Highly infectious and easily transmitted between sheep, clinical signs include itching, wool loss, skin lesions, weight loss and even death.

John Griffiths, Gwaredu Scab Programme Manager, said: “Gwaredu Scab aims to demonstrate the efficiency of mobile contract sheep dippers to safely treat large numbers of infested sheep. The longer scab stays on the farm, the higher the chance there is of it seeding to other sheep and holdings, so we would urge farmers who suspect they have a case to get in touch with our team.”

However, diagnosis is not possible on visual signs alone, as early cases can be mistaken for other skin parasites such as lice or maggots. Therefore, sheep scab is diagnosed by either skin scraping or antibody blood tests taken by a vet.

Dr Neil Paton, Gwaredu Scab Veterinary Technical Director, said: “Veterinary participation will be key in not only diagnosing scab accurately but in advising farmers on how to protect themselves from sheep scab in the future. By advising the farmers on accurate diagnosis and prevention the health and welfare of the national flock will be protected.”

Since the 1970s, cases of sheep scab have rapidly increased – mainly due to sheep imports and lack of proper quarantine - and the disease is now endemic in Wales. Data suggests Welsh flocks and those on the England/Wales border are heavily infested, with a general upward trend.

The Welsh Government has committed £1.5 million each year, for a minimum of two years, to tackling sheep scab. Gwaredu Scab is a 100 per cent funded programme offering a complete service from testing to treatment at no cost to farmers.

Treatment provided by the Gwaredu Scab project is by dipping sheep in an Organophosphate (OP) dip in a carefully controlled environment by a contract mobile dipper.

All the sheep in an infected flock will be treated, as a single untreated animal may restart the infection. Treatment will be within a designated period following a positive diagnosis, and once completed, the sheep will be protected from reinfection from scab for up to 60 days.

Dipping will only be carried out by fully qualified mobile contract dippers in full PPE to safeguard the health of dippers, farmers and the environment, Gwaredu Scab will be working with mobile dippers so they can obtain the highest qualification standards.

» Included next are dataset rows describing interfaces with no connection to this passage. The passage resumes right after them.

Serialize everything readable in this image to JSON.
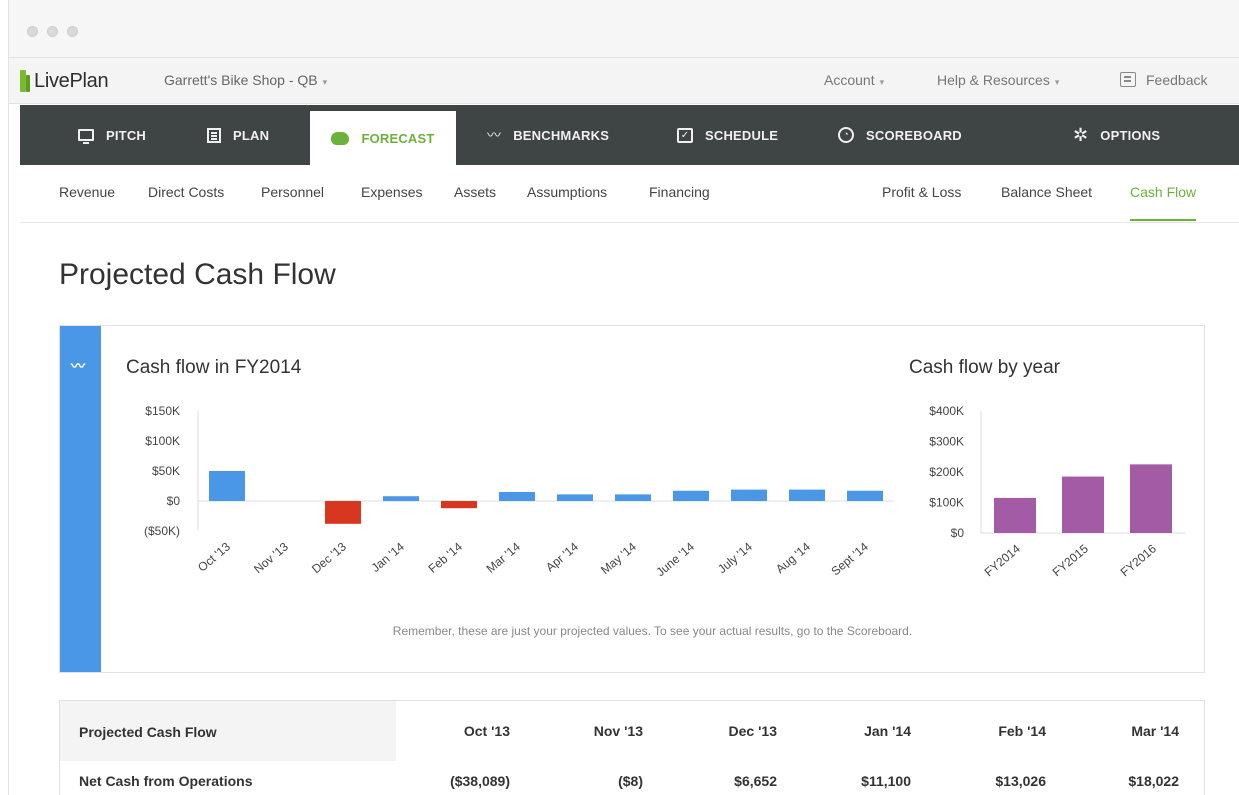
{
  "app": {
    "logo_text": "LivePlan",
    "company": "Garrett's Bike Shop - QB",
    "account": "Account",
    "help": "Help & Resources",
    "feedback": "Feedback"
  },
  "main_nav": [
    {
      "label": "PITCH",
      "icon": "monitor-icon"
    },
    {
      "label": "PLAN",
      "icon": "document-icon"
    },
    {
      "label": "FORECAST",
      "icon": "piggy-bank-icon",
      "active": true
    },
    {
      "label": "BENCHMARKS",
      "icon": "trend-line-icon"
    },
    {
      "label": "SCHEDULE",
      "icon": "checkbox-icon"
    },
    {
      "label": "SCOREBOARD",
      "icon": "gauge-icon"
    },
    {
      "label": "OPTIONS",
      "icon": "gear-icon"
    }
  ],
  "sub_nav": {
    "left": [
      "Revenue",
      "Direct Costs",
      "Personnel",
      "Expenses",
      "Assets",
      "Assumptions",
      "Financing"
    ],
    "right": [
      "Profit & Loss",
      "Balance Sheet",
      "Cash Flow"
    ],
    "active": "Cash Flow"
  },
  "page_title": "Projected Cash Flow",
  "colors": {
    "accent_green": "#6ab23a",
    "bar_blue": "#4a97e8",
    "bar_red": "#d9361f",
    "bar_purple": "#a45ba6",
    "nav_dark": "#3f4444"
  },
  "chart_data": [
    {
      "type": "bar",
      "title": "Cash flow in FY2014",
      "categories": [
        "Oct '13",
        "Nov '13",
        "Dec '13",
        "Jan '14",
        "Feb '14",
        "Mar '14",
        "Apr '14",
        "May '14",
        "June '14",
        "July '14",
        "Aug '14",
        "Sept '14"
      ],
      "values": [
        50000,
        0,
        -38000,
        8000,
        -12000,
        15000,
        11000,
        11000,
        17000,
        19000,
        19000,
        17000
      ],
      "yticks": [
        "$150K",
        "$100K",
        "$50K",
        "$0",
        "($50K)"
      ],
      "ylim": [
        -50000,
        150000
      ],
      "grid": false,
      "legend": "none"
    },
    {
      "type": "bar",
      "title": "Cash flow by year",
      "categories": [
        "FY2014",
        "FY2015",
        "FY2016"
      ],
      "values": [
        115000,
        185000,
        225000
      ],
      "yticks": [
        "$400K",
        "$300K",
        "$200K",
        "$100K",
        "$0"
      ],
      "ylim": [
        0,
        400000
      ],
      "grid": false,
      "legend": "none"
    }
  ],
  "disclaimer": "Remember, these are just your projected values. To see your actual results, go to the Scoreboard.",
  "table": {
    "header": {
      "label": "Projected Cash Flow",
      "columns": [
        "Oct '13",
        "Nov '13",
        "Dec '13",
        "Jan '14",
        "Feb '14",
        "Mar '14"
      ]
    },
    "rows": [
      {
        "label": "Net Cash from Operations",
        "values": [
          "($38,089)",
          "($8)",
          "$6,652",
          "$11,100",
          "$13,026",
          "$18,022"
        ]
      }
    ]
  }
}
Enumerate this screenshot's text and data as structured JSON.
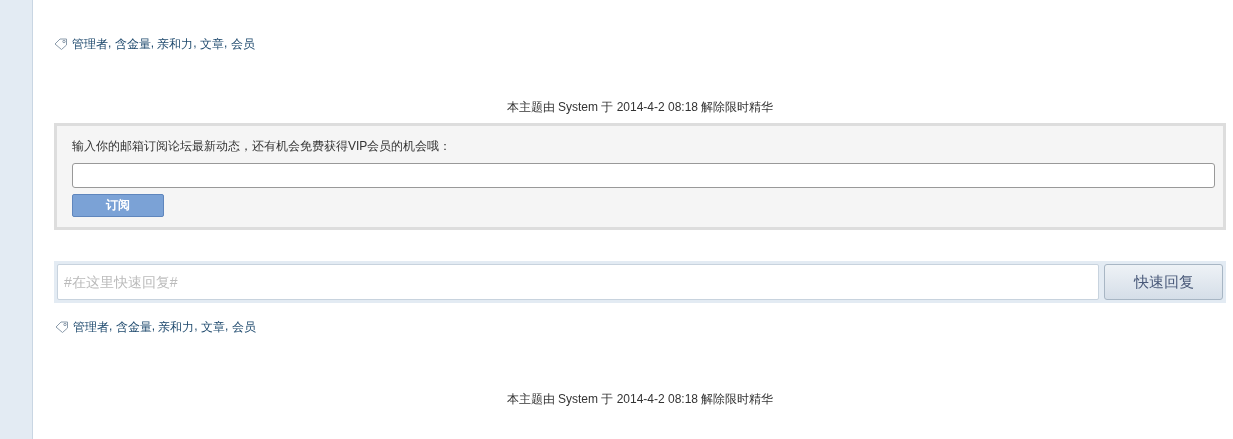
{
  "tags_top": {
    "separator": ", ",
    "items": [
      {
        "label": "管理者"
      },
      {
        "label": "含金量"
      },
      {
        "label": "亲和力"
      },
      {
        "label": "文章"
      },
      {
        "label": "会员"
      }
    ]
  },
  "notice_top": "本主题由 System 于 2014-4-2 08:18 解除限时精华",
  "subscribe": {
    "prompt": "输入你的邮箱订阅论坛最新动态，还有机会免费获得VIP会员的机会哦：",
    "button": "订阅"
  },
  "quick_reply": {
    "placeholder": "#在这里快速回复#",
    "button": "快速回复"
  },
  "tags_bottom": {
    "separator": ", ",
    "items": [
      {
        "label": "管理者"
      },
      {
        "label": "含金量"
      },
      {
        "label": "亲和力"
      },
      {
        "label": "文章"
      },
      {
        "label": "会员"
      }
    ]
  },
  "notice_bottom": "本主题由 System 于 2014-4-2 08:18 解除限时精华"
}
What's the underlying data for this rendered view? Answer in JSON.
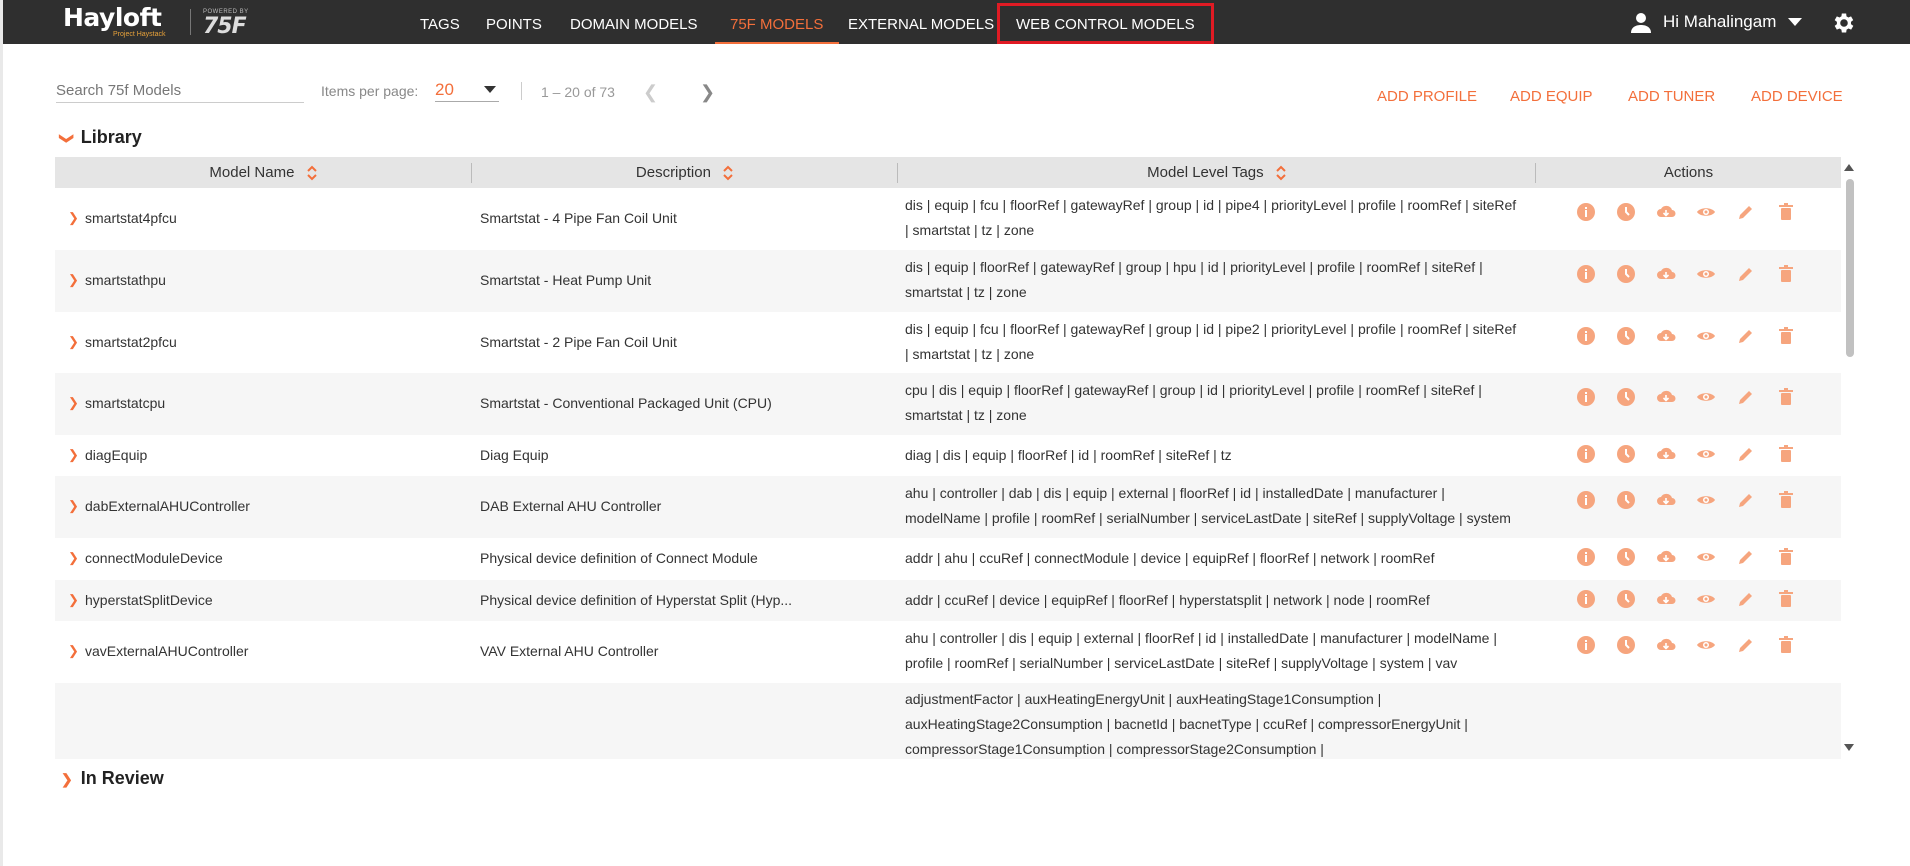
{
  "brand": {
    "logo": "Hayloft",
    "logo_sub": "Project Haystack",
    "powered_by": "POWERED BY",
    "powered_logo": "75F"
  },
  "nav": {
    "tags": "TAGS",
    "points": "POINTS",
    "domain_models": "DOMAIN MODELS",
    "models_75f": "75F MODELS",
    "external_models": "EXTERNAL MODELS",
    "web_control_models": "WEB CONTROL MODELS"
  },
  "user": {
    "greeting": "Hi Mahalingam"
  },
  "toolbar": {
    "search_placeholder": "Search 75f Models",
    "items_per_page_label": "Items per page:",
    "items_per_page_value": "20",
    "range": "1 – 20 of 73",
    "add_profile": "ADD PROFILE",
    "add_equip": "ADD EQUIP",
    "add_tuner": "ADD TUNER",
    "add_device": "ADD DEVICE"
  },
  "sections": {
    "library": "Library",
    "in_review": "In Review"
  },
  "table": {
    "headers": {
      "model_name": "Model Name",
      "description": "Description",
      "model_level_tags": "Model Level Tags",
      "actions": "Actions"
    },
    "rows": [
      {
        "name": "smartstat4pfcu",
        "description": "Smartstat - 4 Pipe Fan Coil Unit",
        "tags_line1": "dis | equip | fcu | floorRef | gatewayRef | group | id | pipe4 | priorityLevel | profile | roomRef | siteRef",
        "tags_line2": "| smartstat | tz | zone",
        "tags_line3": ""
      },
      {
        "name": "smartstathpu",
        "description": "Smartstat - Heat Pump Unit",
        "tags_line1": "dis | equip | floorRef | gatewayRef | group | hpu | id | priorityLevel | profile | roomRef | siteRef |",
        "tags_line2": "smartstat | tz | zone",
        "tags_line3": ""
      },
      {
        "name": "smartstat2pfcu",
        "description": "Smartstat - 2 Pipe Fan Coil Unit",
        "tags_line1": "dis | equip | fcu | floorRef | gatewayRef | group | id | pipe2 | priorityLevel | profile | roomRef | siteRef",
        "tags_line2": "| smartstat | tz | zone",
        "tags_line3": ""
      },
      {
        "name": "smartstatcpu",
        "description": "Smartstat - Conventional Packaged Unit (CPU)",
        "tags_line1": "cpu | dis | equip | floorRef | gatewayRef | group | id | priorityLevel | profile | roomRef | siteRef |",
        "tags_line2": "smartstat | tz | zone",
        "tags_line3": ""
      },
      {
        "name": "diagEquip",
        "description": "Diag Equip",
        "tags_line1": "diag | dis | equip | floorRef | id | roomRef | siteRef | tz",
        "tags_line2": "",
        "tags_line3": ""
      },
      {
        "name": "dabExternalAHUController",
        "description": "DAB External AHU Controller",
        "tags_line1": "ahu | controller | dab | dis | equip | external | floorRef | id | installedDate | manufacturer |",
        "tags_line2": "modelName | profile | roomRef | serialNumber | serviceLastDate | siteRef | supplyVoltage | system",
        "tags_line3": ""
      },
      {
        "name": "connectModuleDevice",
        "description": "Physical device definition of Connect Module",
        "tags_line1": "addr | ahu | ccuRef | connectModule | device | equipRef | floorRef | network | roomRef",
        "tags_line2": "",
        "tags_line3": ""
      },
      {
        "name": "hyperstatSplitDevice",
        "description": "Physical device definition of Hyperstat Split (Hyp...",
        "tags_line1": "addr | ccuRef | device | equipRef | floorRef | hyperstatsplit | network | node | roomRef",
        "tags_line2": "",
        "tags_line3": ""
      },
      {
        "name": "vavExternalAHUController",
        "description": "VAV External AHU Controller",
        "tags_line1": "ahu | controller | dis | equip | external | floorRef | id | installedDate | manufacturer | modelName |",
        "tags_line2": "profile | roomRef | serialNumber | serviceLastDate | siteRef | supplyVoltage | system | vav",
        "tags_line3": ""
      },
      {
        "name": "",
        "description": "",
        "tags_line1": "adjustmentFactor | auxHeatingEnergyUnit | auxHeatingStage1Consumption |",
        "tags_line2": "auxHeatingStage2Consumption | bacnetId | bacnetType | ccuRef | compressorEnergyUnit |",
        "tags_line3": "compressorStage1Consumption | compressorStage2Consumption |"
      }
    ]
  },
  "colors": {
    "accent": "#f36f3b",
    "nav_bg": "#2f2f2f",
    "highlight_box": "#e01b24",
    "action_icon": "#f6a57e"
  }
}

Used dips will be disposed of by dippers at chemical treatment plants at no cost to the farmers.

As an animal welfare issue, farmers are legally bound to treat affected sheep once sheep scab is identified.

Participation in Gwaredu Scab is not compulsory, but farmers who suspect there may be cases of sheep scab in their flock are strongly encouraged to contact the Gwaredu Scab team to get their sheep tested.

Once a farm has reported its case, a Gwaredu Scab technical officer will visit to coordinate the testing process and, if required, approach surrounding farms to minimise the potential spread of the disease.

Rural Affairs Minister, Lesley Griffiths said: “Sheep Scab is one of the major disease risks for the sheep industry in Wales.

“I am pleased the Welsh Government is supporting this project to help the sheep industry, and sheep vets, to tackle and eliminate this serious disease.

“The work taking place will help protect the health and welfare of sheep in Wales and deliver significant economic benefits for the sector. This also provides an important opportunity for the industry to put in place the necessary measures to stop scab from spreading between flocks.”